A little time spent on developing and
refining the language of the job description now can pay dividends at a later date.
Also think about explanations included
within the list such as “Report current week’s sales figures to team leader ready for Monday morning management
Who does the role report to? Is the role
supervisory? Are there other departments or people within the business with which the role interacts? Define the
relationships and what is expected in terms of developing those relationships.
Job Specifications Standards and
What are the minimum qualifications required
to fulfil the essential elements of the role. Detail educational qualifications as well as experience, knowledge
and the skills required. Break the list down into essential skills that must be included and preferred skills that
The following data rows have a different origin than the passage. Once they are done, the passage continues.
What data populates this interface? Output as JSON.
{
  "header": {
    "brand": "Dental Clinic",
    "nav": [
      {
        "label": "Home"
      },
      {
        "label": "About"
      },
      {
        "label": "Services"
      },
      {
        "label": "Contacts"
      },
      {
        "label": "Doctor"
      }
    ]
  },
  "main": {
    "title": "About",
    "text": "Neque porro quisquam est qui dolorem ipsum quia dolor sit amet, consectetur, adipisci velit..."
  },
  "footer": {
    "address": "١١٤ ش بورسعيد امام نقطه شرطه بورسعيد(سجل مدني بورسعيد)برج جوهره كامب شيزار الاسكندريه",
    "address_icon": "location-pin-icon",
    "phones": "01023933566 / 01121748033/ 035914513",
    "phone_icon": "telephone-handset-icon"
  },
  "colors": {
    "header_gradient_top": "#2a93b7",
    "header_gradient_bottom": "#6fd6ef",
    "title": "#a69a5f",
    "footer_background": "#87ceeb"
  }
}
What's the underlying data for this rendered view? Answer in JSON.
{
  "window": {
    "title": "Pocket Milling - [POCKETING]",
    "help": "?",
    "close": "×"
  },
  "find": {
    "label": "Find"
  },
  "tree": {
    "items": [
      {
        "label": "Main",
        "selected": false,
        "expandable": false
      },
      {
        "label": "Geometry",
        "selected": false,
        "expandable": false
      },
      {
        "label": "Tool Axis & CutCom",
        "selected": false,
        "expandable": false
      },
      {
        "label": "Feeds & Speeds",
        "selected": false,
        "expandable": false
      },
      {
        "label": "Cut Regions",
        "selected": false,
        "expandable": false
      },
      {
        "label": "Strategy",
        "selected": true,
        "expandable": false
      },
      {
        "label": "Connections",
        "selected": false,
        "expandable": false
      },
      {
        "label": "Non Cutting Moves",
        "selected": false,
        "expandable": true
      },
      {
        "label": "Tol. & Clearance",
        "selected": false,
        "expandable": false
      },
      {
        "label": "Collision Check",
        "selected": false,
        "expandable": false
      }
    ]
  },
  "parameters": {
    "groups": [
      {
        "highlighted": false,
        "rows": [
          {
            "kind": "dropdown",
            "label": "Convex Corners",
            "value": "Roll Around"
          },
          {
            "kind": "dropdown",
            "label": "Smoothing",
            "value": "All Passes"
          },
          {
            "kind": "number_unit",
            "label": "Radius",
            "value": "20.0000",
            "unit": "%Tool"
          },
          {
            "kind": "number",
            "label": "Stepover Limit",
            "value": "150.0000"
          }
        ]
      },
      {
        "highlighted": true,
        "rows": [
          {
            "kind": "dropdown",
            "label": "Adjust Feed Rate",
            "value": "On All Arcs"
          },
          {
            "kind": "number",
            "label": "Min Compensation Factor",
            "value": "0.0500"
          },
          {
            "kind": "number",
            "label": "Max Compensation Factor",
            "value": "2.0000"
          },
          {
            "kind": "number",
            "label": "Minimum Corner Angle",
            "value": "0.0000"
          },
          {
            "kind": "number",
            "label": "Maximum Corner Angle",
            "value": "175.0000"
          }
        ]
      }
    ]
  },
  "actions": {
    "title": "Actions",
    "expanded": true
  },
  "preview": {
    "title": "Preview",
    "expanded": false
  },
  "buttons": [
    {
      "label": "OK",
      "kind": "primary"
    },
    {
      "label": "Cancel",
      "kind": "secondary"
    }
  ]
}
would be useful but are not essential. This will help you to pre-select candidates.
It is also important to think about the
likely personality of the successful person. Do they need to be self motivated, good with people, pay attention to
detail, mix well in a team environment and be friendly and outgoing on the phone. Give some thought to the current
team and how they will interact with them.
Where will the work be
This is an opportunity to define the lesser
parts of the role that the person is expected to carry out but that may not be critical tasks.
Salary Range and
Upper and Lower Salary Range and list any
benefits that the company supplies, pension, life insurance, health cover, holidays, parking, staff canteen, free
tea and coffee etc..
The Finished Job
Once you have completed your job
description, get a colleague or two to take a look at it and come up with any recommendations. Get someone who
isn’t involved in the role in any way to take a look at it and see if it makes sense; does it make easy reading,
have you avoided jargon, is it written in plain speaking English, can someone outside your company understand all
When you are completely happy with the job
description you are ready to start recruiting for the role.
Remember, if you would like help with
writing a job description, we are happy to get involved as part of our recruitment process.
Guide to Recruitment -
How to Write a People Spec
Candidates - Pre-selecting Candidates - Job Interviewing -
Assessing Candidates - Making a Job